= GIVEN ENTRIES =
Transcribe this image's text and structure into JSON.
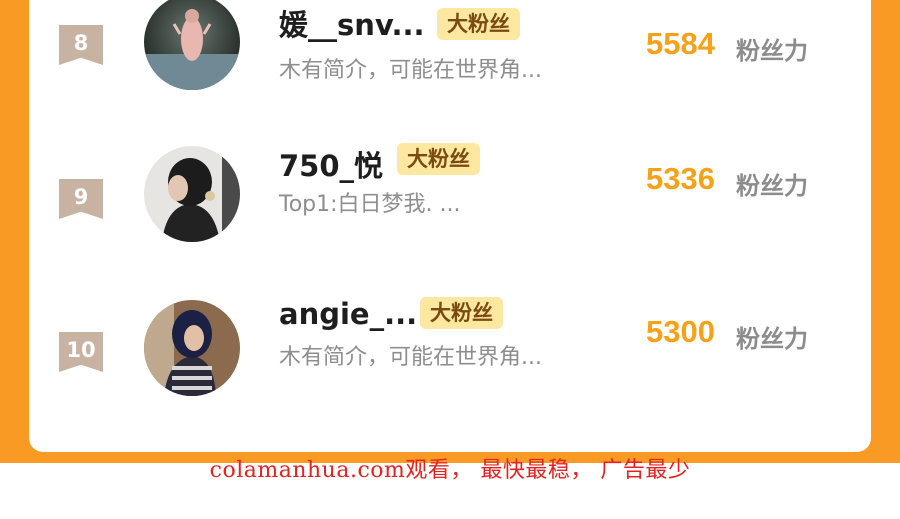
{
  "fan_rank_list": {
    "items": [
      {
        "rank": "8",
        "name": "媛__snv...",
        "badge": "大粉丝",
        "intro": "木有简介，可能在世界角...",
        "score": "5584",
        "unit": "粉丝力"
      },
      {
        "rank": "9",
        "name": "750_悦",
        "badge": "大粉丝",
        "intro": "Top1:白日梦我. ...",
        "score": "5336",
        "unit": "粉丝力"
      },
      {
        "rank": "10",
        "name": "angie_...",
        "badge": "大粉丝",
        "intro": "木有简介，可能在世界角...",
        "score": "5300",
        "unit": "粉丝力"
      }
    ]
  },
  "footer": {
    "watermark_text": "colamanhua.com观看， 最快最稳， 广告最少"
  },
  "colors": {
    "background_orange": "#f89a23",
    "score_orange": "#f5a21a",
    "badge_bg": "#fde7a1",
    "rank_tag": "#c8b3a2",
    "watermark_red": "#e32222"
  }
}
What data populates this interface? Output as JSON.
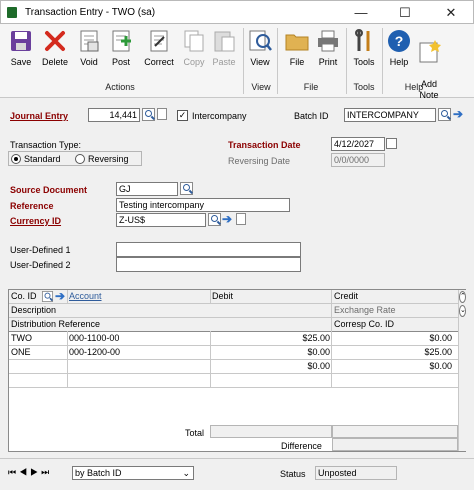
{
  "window": {
    "title": "Transaction Entry  -  TWO (sa)",
    "minimize": "—",
    "maximize": "☐",
    "close": "✕"
  },
  "ribbon": {
    "buttons": [
      {
        "label": "Save",
        "icon": "save-icon"
      },
      {
        "label": "Delete",
        "icon": "delete-icon"
      },
      {
        "label": "Void",
        "icon": "void-icon"
      },
      {
        "label": "Post",
        "icon": "post-icon"
      },
      {
        "label": "Correct",
        "icon": "correct-icon"
      },
      {
        "label": "Copy",
        "icon": "copy-icon"
      },
      {
        "label": "Paste",
        "icon": "paste-icon"
      },
      {
        "label": "View",
        "icon": "view-icon"
      },
      {
        "label": "File",
        "icon": "file-icon"
      },
      {
        "label": "Print",
        "icon": "print-icon"
      },
      {
        "label": "Tools",
        "icon": "tools-icon"
      },
      {
        "label": "Help",
        "icon": "help-icon"
      },
      {
        "label": "Add\nNote",
        "icon": "add-note-icon"
      }
    ],
    "groups": [
      "Actions",
      "View",
      "File",
      "Tools",
      "Help"
    ]
  },
  "header": {
    "journal_entry_label": "Journal Entry",
    "journal_entry_value": "14,441",
    "intercompany_label": "Intercompany",
    "intercompany_checked": true,
    "batch_id_label": "Batch ID",
    "batch_id_value": "INTERCOMPANY",
    "transaction_type_label": "Transaction Type:",
    "type_standard": "Standard",
    "type_reversing": "Reversing",
    "transaction_date_label": "Transaction Date",
    "transaction_date_value": "4/12/2027",
    "reversing_date_label": "Reversing Date",
    "reversing_date_value": "0/0/0000",
    "source_document_label": "Source Document",
    "source_document_value": "GJ",
    "reference_label": "Reference",
    "reference_value": "Testing intercompany",
    "currency_id_label": "Currency ID",
    "currency_id_value": "Z-US$",
    "user_defined_1_label": "User-Defined 1",
    "user_defined_2_label": "User-Defined 2"
  },
  "grid": {
    "columns": {
      "co_id": "Co. ID",
      "account": "Account",
      "debit": "Debit",
      "credit": "Credit",
      "description": "Description",
      "exchange_rate": "Exchange Rate",
      "distribution_reference": "Distribution Reference",
      "corresp_co_id": "Corresp Co. ID"
    },
    "rows": [
      {
        "co_id": "TWO",
        "account": "000-1100-00",
        "debit": "$25.00",
        "credit": "$0.00"
      },
      {
        "co_id": "ONE",
        "account": "000-1200-00",
        "debit": "$0.00",
        "credit": "$25.00"
      },
      {
        "co_id": "",
        "account": "",
        "debit": "$0.00",
        "credit": "$0.00"
      }
    ],
    "total_label": "Total",
    "difference_label": "Difference"
  },
  "statusbar": {
    "sort_value": "by Batch ID",
    "status_label": "Status",
    "status_value": "Unposted"
  }
}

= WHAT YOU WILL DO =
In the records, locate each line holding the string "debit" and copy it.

= RESPONSE FOR THIS EXERCISE =
      "debit": "Debit",
        "debit": "$25.00",
        "debit": "$0.00",
        "debit": "$0.00",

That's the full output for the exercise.